The biotech industry has experienced quite the reversal over the past few months. After posting some of the strongest gains in the S&P 500, biotech stocks fell dramatically from their highs in mid-July to make new reaction lows.
The iShares NASDAQ Biotechnology ETF (IBB ) has fallen nearly 11% over the past month, compared to a 3% gain in the S&P 500. Although, its 52-week return remains at 12.10% compared to a 2.40% return for the S&P 500. Similarly, the SPDR S&P Biotech ETF (XBI ) is trading 14.26% lower over the past month but is still up 24.83% over the past 52-weeks, outpacing the benchmark S&P (see Figure 1).
The big question on the minds of investors is: Will the biotech rally resume or will these ETFs see ongoing pressure over the coming quarters?
Causes of the Downturn
Biogen Inc. (BIIB) deserves much of the blame for biotech’s lackluster performance over the past couple of months. In July, the company cut its revenue and earnings guidance for the rest of the year, citing weak sales of its flagship multiple sclerosis drugs. The day after posting its earnings, the stock fell more than 23% and about $20 billion of value was erased from its market capitalization, causing a ripple effect throughout the sector.
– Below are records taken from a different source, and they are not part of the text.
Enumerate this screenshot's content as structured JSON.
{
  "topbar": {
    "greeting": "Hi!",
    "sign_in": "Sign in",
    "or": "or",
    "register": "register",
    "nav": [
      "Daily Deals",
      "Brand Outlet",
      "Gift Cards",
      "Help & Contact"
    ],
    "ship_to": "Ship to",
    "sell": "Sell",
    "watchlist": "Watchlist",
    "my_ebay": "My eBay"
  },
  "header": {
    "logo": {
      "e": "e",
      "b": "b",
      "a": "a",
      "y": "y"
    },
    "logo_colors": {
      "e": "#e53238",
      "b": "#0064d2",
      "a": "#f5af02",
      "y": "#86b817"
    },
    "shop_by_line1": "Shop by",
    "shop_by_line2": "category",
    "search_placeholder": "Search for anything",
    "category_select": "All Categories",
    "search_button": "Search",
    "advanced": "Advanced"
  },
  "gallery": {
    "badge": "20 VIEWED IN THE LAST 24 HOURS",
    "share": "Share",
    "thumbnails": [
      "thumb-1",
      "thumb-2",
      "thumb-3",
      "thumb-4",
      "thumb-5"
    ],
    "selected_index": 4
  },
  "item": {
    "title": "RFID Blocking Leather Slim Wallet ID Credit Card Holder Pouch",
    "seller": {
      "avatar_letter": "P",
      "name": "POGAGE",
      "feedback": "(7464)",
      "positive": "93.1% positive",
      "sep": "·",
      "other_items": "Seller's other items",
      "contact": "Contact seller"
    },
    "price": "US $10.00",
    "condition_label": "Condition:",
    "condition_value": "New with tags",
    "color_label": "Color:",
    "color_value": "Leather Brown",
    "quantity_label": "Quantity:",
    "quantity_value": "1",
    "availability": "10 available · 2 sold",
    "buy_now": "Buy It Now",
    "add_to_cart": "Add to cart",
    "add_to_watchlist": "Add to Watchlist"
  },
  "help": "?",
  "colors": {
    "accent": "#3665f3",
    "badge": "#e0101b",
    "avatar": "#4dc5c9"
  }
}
The financial media also began to express concerns over the increasing regulatory scrutiny over drug pricing, following Valeant Pharmaceutical International Inc.’s (VRX) battle with regulators over the rising price of their drugs. Presidential candidate Hillary Clinton compared the practices to “price gouging” and vowed to introduce measures to limit other such price increases if she takes office, which has increased the sector’s political risk.
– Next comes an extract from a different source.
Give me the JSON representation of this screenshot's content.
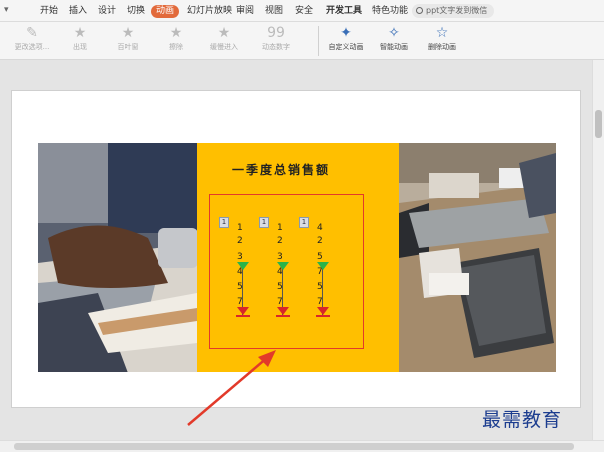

At the same time, companies like Express Scripts Inc. (ESRX), the largest pharmacy benefits manager in the U.S., outlined plans to refuse to pay for drug price increases. The company has already implemented the measure on several drugs, stating exactly how much prices can be inflated over the course of the contract. Any additional price increases come back to the plan sponsors to be covered.
Reversing the Trend
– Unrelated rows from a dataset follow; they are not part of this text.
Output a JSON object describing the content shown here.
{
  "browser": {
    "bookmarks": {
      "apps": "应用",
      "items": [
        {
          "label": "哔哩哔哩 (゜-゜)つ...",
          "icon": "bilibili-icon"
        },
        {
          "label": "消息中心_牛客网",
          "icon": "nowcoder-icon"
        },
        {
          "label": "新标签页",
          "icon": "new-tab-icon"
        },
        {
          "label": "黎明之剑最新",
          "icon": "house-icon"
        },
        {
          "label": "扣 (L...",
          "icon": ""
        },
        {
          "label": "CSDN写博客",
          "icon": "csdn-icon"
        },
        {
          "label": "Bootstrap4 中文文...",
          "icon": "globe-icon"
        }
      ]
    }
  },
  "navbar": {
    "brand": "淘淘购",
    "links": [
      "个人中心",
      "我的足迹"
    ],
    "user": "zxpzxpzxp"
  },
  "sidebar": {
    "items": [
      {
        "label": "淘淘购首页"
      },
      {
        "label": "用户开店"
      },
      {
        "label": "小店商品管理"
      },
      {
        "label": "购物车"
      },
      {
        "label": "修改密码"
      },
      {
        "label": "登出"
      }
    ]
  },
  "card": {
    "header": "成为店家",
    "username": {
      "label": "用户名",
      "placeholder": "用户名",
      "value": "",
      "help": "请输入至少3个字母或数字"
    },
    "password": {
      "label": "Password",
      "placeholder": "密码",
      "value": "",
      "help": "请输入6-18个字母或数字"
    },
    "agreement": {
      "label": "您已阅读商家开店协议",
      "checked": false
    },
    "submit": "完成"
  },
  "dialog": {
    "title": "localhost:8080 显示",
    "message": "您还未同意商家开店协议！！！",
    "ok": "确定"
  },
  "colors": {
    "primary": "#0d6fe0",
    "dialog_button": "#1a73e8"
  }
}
Biotech giants, like Amgen Inc. (AMGN) and Gilead Sciences Inc. (GILD), reported strong second-quarter earnings, despite Biogen’s weakness. But many investors are waiting for the third quarter’s earnings season to get a clearer picture. In the meantime, many biotech ETFs have seen their prices move off of their lows and stabilize so far in October, suggesting the market may view them as oversold.
The opposition to the politicians demanding lower drug prices has also grown, counting investors like Pershing Square’s Bill Ackman among their supporters. During the Bloomberg Markets Most Influential Summit, he said that drug companies put their profits into research and acquisitions, rewarding investors, and producing more innovative products, which creates a net benefit for society despite the sticker shock seen in some cases.
There is also some debate as to whether drug price increases are a substantial component of biotech companies’ earnings. In a filing, Valeant argued that details from reports by Citron Research, Veritas Investment Research, and AZ Value Investing were inaccurate and the company hadn’t been dependent on these increases. Short sellers and politicians have been focused largely on the list price rather than the true negotiated prices – or WAC.
The Bottom Line
Biotech stocks took a beating between mid-July and late-September, but some investors believe the move may have been oversold. While most are waiting on the sidelines for third-quarter financial results, those willing to take on some risk may want to consider getting in while the prices are low, betting that many of these concerns are overblown.
Image courtesy of cooldesign at FreeDigitalPhotos.net